“Those people who are out there who are supportive of us going sooner than later, they ought to come to a board meeting and address their opinions,” Noble said. “We don’t often hear from that side of the ledger. We usually hear from the other side. It would be good for our board to hear both sides of the issue.”

Noble said he also is interested in learning why 37.77 percent of residents voted “no” on Prop T and added that the district might attempt to find those answers through “some type of a survey.”

“I think one of the things that would be interesting to know is those who did not vote in favor of Prop T, a reason why,” Noble said. “We may kind of already know why. But I think that’s good information to have. It doesn’t mean we would change anybody’s mind, but we certainly want to be responsive to all of our patrons and what their concerns might be.

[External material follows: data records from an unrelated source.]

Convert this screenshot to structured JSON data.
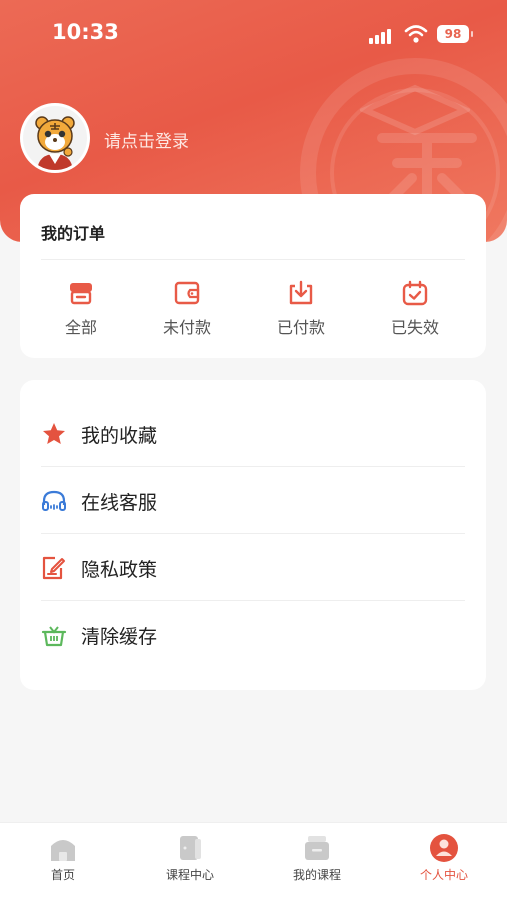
{
  "status_bar": {
    "time": "10:33",
    "battery": "98"
  },
  "profile": {
    "login_prompt": "请点击登录"
  },
  "orders": {
    "title": "我的订单",
    "items": [
      {
        "label": "全部",
        "icon": "store-icon"
      },
      {
        "label": "未付款",
        "icon": "wallet-icon"
      },
      {
        "label": "已付款",
        "icon": "download-icon"
      },
      {
        "label": "已失效",
        "icon": "calendar-check-icon"
      }
    ]
  },
  "menu": {
    "items": [
      {
        "label": "我的收藏",
        "icon": "star-icon",
        "color": "#e4533f"
      },
      {
        "label": "在线客服",
        "icon": "headset-icon",
        "color": "#3b7bd8"
      },
      {
        "label": "隐私政策",
        "icon": "edit-doc-icon",
        "color": "#e4533f"
      },
      {
        "label": "清除缓存",
        "icon": "basket-icon",
        "color": "#5cb85c"
      }
    ]
  },
  "tabbar": {
    "items": [
      {
        "label": "首页",
        "icon": "home-icon"
      },
      {
        "label": "课程中心",
        "icon": "course-center-icon"
      },
      {
        "label": "我的课程",
        "icon": "my-courses-icon"
      },
      {
        "label": "个人中心",
        "icon": "profile-icon"
      }
    ],
    "active_color": "#e4533f"
  },
  "colors": {
    "accent": "#e85a47",
    "background": "#f6f6f6"
  }
}
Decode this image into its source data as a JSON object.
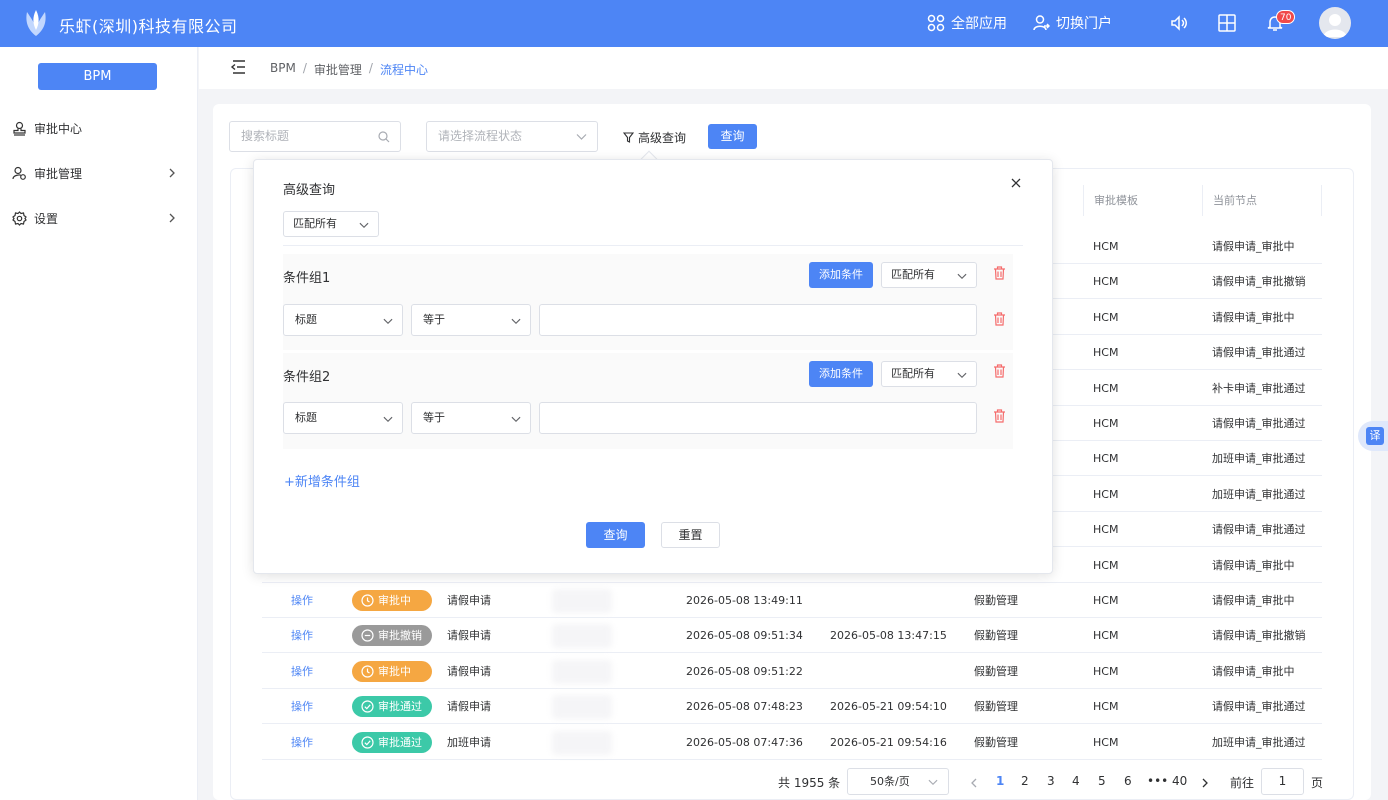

“The reason why we would want information about the reasons why somebody maybe didn’t vote for Prop T would be so that we as a school district could be responsive to that. It’s not because we are critical of anyone who didn’t vote for it.”

As for the allocation of Prop T funds, Noble said the district’s human resources staff already is working on “comparative data” for every staff position in the district.

The overall goal is to move every district position in an equitable manner toward the county median in compensation.

“I think a priority will be to try to move all positions in an equitable manner closer to the county median and try to address them individually based on competitive data,” Noble said. “So, as an example, the beginning teachers’ salary. If we’re further away from the county median with beginning teachers than say we are with the master’s degree level, then we need to really focus on that part of the salary schedule for teachers. If we’ve got a director on our staff who’s doing a job where that person’s salary is much closer to the county median than say another director who works right alongside them, then we’d try to approach those individually. That’s what we’re going to try to do …”

“We’re already at work gathering comparative data for all staff salaries to come up with a package for next year that will move us closer to the median. Those will be realized in next year’s budget year starting July 1. So we’re working on that now because we start work pretty early on next year’s budget. In fact, we’ll be trying to get some budget projections together now with this new information.”

Prop T funds also could be used for hiring additional staff.

“Sometimes our staff and the board administration recognizes where we may have a shortfall in staffing and a need exists,” Noble said. “So some of those funds could be used for those, whether it’s additional teachers where maybe we have a bubble of a high teacher-student ratio or maybe in a couple departments where we feel like we’re really understaffed.”

Other remaining Prop T funds will be used for stabilizing the district’s 2009-2010 operating budget, which Noble said would have a deficit without Prop T.

“About $1.6 million of (Prop T allocation) is the budget deficit on the operating side,” Noble said. “We had a half-million-(dollar) deficit as you look at the overall budget … So the $2.4 million (of annual Prop T funds not used on staffing) is really about taking care of the budget deficit of about $1.6 million and about another $800,000 to reinstate cuts. These will be in next year’s budget. We’ll reinstate the cuts in textbooks, supplies and tutoring.”

In uncertain economic times, Noble said district officials will be watching its finances closely and is grateful to district voters for allowing debt-service funds to be used for operations.

“There’s so much to consider,” he said. “Schools are being impacted by the economy. We have to keep a close watch on what’s going to happen with reassessment.

“We’ve got to watch to see that because of the economy that we don’t have more delinquent taxes than usual. And we’ll be looking at those figures closely when we start collecting a lot of our local tax revenue in December. So we’ll be watching December’s and January’s collections to see how those compare to last year’s.”